When you answer, give every record back exactly as written.

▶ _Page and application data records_
○ ○ ○ ○ ○ ○ ○

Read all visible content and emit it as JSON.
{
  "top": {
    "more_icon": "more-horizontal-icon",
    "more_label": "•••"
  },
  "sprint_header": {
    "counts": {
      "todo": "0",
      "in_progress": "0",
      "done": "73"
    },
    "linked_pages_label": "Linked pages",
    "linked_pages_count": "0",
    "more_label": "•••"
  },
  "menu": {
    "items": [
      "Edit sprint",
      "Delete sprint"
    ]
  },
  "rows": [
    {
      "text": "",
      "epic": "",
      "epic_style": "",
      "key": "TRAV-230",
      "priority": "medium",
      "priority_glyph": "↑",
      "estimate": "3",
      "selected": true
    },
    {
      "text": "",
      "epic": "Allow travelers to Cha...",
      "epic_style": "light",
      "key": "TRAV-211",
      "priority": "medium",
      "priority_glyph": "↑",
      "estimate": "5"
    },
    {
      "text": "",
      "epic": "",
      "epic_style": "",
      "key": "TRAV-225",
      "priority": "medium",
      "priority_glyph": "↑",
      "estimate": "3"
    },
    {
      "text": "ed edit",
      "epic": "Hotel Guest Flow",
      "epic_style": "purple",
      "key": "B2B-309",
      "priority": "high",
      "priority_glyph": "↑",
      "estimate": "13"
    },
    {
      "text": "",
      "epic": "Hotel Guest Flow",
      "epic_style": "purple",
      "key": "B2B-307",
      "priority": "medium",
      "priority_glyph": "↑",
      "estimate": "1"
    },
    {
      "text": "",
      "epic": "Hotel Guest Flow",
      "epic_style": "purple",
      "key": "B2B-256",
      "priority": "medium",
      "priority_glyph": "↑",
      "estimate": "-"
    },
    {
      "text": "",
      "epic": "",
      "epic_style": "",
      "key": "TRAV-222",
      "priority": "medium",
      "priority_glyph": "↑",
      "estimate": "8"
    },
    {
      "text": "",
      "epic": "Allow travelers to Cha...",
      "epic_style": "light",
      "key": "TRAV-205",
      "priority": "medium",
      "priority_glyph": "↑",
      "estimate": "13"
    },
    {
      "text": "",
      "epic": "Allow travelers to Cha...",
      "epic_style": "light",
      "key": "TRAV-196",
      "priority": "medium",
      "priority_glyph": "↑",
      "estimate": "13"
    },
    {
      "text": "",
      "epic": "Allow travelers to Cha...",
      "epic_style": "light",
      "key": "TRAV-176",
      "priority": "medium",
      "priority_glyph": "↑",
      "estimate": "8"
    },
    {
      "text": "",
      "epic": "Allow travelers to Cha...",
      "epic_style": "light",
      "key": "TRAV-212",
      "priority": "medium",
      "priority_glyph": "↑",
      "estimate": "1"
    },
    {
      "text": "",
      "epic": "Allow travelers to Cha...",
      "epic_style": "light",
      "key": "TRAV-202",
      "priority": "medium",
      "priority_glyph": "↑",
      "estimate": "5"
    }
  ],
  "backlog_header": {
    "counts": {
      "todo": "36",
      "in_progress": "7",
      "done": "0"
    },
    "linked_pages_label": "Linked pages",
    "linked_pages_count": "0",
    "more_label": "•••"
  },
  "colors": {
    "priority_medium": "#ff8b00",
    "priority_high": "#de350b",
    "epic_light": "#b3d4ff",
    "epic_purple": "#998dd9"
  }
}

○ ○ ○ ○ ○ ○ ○

▶ _Answer to the problem_
Read all visible content and emit it as JSON.
{
  "top": {
    "more_icon": "more-horizontal-icon",
    "more_label": "•••"
  },
  "sprint_header": {
    "counts": {
      "todo": "0",
      "in_progress": "0",
      "done": "73"
    },
    "linked_pages_label": "Linked pages",
    "linked_pages_count": "0",
    "more_label": "•••"
  },
  "menu": {
    "items": [
      "Edit sprint",
      "Delete sprint"
    ]
  },
  "rows": [
    {
      "text": "",
      "epic": "",
      "epic_style": "",
      "key": "TRAV-230",
      "priority": "medium",
      "priority_glyph": "↑",
      "estimate": "3",
      "selected": true
    },
    {
      "text": "",
      "epic": "Allow travelers to Cha...",
      "epic_style": "light",
      "key": "TRAV-211",
      "priority": "medium",
      "priority_glyph": "↑",
      "estimate": "5"
    },
    {
      "text": "",
      "epic": "",
      "epic_style": "",
      "key": "TRAV-225",
      "priority": "medium",
      "priority_glyph": "↑",
      "estimate": "3"
    },
    {
      "text": "ed edit",
      "epic": "Hotel Guest Flow",
      "epic_style": "purple",
      "key": "B2B-309",
      "priority": "high",
      "priority_glyph": "↑",
      "estimate": "13"
    },
    {
      "text": "",
      "epic": "Hotel Guest Flow",
      "epic_style": "purple",
      "key": "B2B-307",
      "priority": "medium",
      "priority_glyph": "↑",
      "estimate": "1"
    },
    {
      "text": "",
      "epic": "Hotel Guest Flow",
      "epic_style": "purple",
      "key": "B2B-256",
      "priority": "medium",
      "priority_glyph": "↑",
      "estimate": "-"
    },
    {
      "text": "",
      "epic": "",
      "epic_style": "",
      "key": "TRAV-222",
      "priority": "medium",
      "priority_glyph": "↑",
      "estimate": "8"
    },
    {
      "text": "",
      "epic": "Allow travelers to Cha...",
      "epic_style": "light",
      "key": "TRAV-205",
      "priority": "medium",
      "priority_glyph": "↑",
      "estimate": "13"
    },
    {
      "text": "",
      "epic": "Allow travelers to Cha...",
      "epic_style": "light",
      "key": "TRAV-196",
      "priority": "medium",
      "priority_glyph": "↑",
      "estimate": "13"
    },
    {
      "text": "",
      "epic": "Allow travelers to Cha...",
      "epic_style": "light",
      "key": "TRAV-176",
      "priority": "medium",
      "priority_glyph": "↑",
      "estimate": "8"
    },
    {
      "text": "",
      "epic": "Allow travelers to Cha...",
      "epic_style": "light",
      "key": "TRAV-212",
      "priority": "medium",
      "priority_glyph": "↑",
      "estimate": "1"
    },
    {
      "text": "",
      "epic": "Allow travelers to Cha...",
      "epic_style": "light",
      "key": "TRAV-202",
      "priority": "medium",
      "priority_glyph": "↑",
      "estimate": "5"
    }
  ],
  "backlog_header": {
    "counts": {
      "todo": "36",
      "in_progress": "7",
      "done": "0"
    },
    "linked_pages_label": "Linked pages",
    "linked_pages_count": "0",
    "more_label": "•••"
  },
  "colors": {
    "priority_medium": "#ff8b00",
    "priority_high": "#de350b",
    "epic_light": "#b3d4ff",
    "epic_purple": "#998dd9"
  }
}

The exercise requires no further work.